Substitution of eucaloric medium-chain triglycerides for long-chain fatty acids in the diet of 1 patient led to improvement of chylomicronemia, xanthomatosis, hypertriglyceridemia, hepatomegaly, carbohydrate tolerance, and hyperinsulinemia, but not lipoatrophy. Dietary fish oil also may be useful in improving AN.

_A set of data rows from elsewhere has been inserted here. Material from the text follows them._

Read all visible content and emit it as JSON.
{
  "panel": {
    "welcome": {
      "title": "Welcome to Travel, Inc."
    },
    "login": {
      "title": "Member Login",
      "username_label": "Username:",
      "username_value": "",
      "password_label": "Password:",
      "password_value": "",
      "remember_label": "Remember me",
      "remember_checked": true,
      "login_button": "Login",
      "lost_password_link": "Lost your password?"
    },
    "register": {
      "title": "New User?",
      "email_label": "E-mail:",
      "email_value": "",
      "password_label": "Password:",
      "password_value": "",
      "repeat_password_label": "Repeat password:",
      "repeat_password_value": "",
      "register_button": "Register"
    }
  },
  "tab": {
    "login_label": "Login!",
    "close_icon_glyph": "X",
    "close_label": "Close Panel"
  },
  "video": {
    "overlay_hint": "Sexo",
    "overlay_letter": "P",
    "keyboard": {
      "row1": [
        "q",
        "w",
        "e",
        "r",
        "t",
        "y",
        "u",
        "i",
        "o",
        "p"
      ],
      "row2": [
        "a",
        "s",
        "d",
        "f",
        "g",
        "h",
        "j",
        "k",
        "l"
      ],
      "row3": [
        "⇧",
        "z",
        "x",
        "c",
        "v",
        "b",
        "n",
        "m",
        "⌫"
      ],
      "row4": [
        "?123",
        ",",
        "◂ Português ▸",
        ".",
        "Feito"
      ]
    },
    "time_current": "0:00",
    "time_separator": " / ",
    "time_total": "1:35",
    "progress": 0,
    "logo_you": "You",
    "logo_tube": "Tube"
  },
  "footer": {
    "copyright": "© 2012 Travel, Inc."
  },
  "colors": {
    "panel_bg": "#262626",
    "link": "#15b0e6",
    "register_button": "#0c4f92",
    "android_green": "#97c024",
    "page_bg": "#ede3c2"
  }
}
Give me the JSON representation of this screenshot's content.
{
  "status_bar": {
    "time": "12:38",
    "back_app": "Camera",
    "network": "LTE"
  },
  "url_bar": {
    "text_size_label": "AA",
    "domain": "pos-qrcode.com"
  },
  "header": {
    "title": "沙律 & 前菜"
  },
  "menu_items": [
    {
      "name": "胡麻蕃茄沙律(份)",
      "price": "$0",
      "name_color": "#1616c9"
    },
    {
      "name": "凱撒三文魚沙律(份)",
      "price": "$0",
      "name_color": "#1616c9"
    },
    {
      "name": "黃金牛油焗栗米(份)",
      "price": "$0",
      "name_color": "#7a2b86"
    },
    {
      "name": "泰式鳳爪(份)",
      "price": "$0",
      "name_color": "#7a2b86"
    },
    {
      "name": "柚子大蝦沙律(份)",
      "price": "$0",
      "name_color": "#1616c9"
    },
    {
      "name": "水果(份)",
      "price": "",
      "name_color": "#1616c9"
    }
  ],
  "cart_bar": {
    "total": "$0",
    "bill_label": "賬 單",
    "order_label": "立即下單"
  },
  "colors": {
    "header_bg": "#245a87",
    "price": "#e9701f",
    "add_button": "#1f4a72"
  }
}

Because conventional lipid-lowering and antihyperglycemic medications may be insufficient to control severe metabolic abnormalities, leptin has been used for severe lipodystrophy and found to significantly improve metabolic abnormalities. [22] This new option for therapy is leptin, an adipocyte hormone, which may improve insulin resistance, hyperglycemia, dyslipidemia, and hepatic steatosis. [23] Leptin is the first of a group of adipocyte-secreted hormones to be used clinically. [24] Its long-term efficacy in 15 patients with generalized lipodystrophy was evaluated. [25]

Leptin has been judged the first novel, effective, long-term treatment for severe forms of lipodystrophy. Treating severe lipodystrophy as a leptin deficiency syndrome has been shown to improve the metabolic outcomes in those affected patients. [26]

In February 2014, the FDA approved metreleptin (Myalept), a recombinant leptin analog, for congenital or acquired generalized lipodystrophy in children and adults. [27] The approval was based on results from an NIH open-label, single-arm study that included 48 patients with congenital or acquired generalized lipodystrophy who also had diabetes mellitus, hypertriglyceridemia, and/or elevated levels of fasting insulin. The trial showed reductions in fasting glucose and triglycerides. [17]

Metreleptin is not indicated for the following:

  • Treatment of complications of partial lipodystrophy

  • Treatment of liver disease, including nonalcoholic steatohepatitis (NASH)

  • HIV-related lipodystrophy

  • Use in patients with metabolic disease, including diabetes mellitus and hypertriglyceridemia, without concurrent evidence of generalized lipodystrophy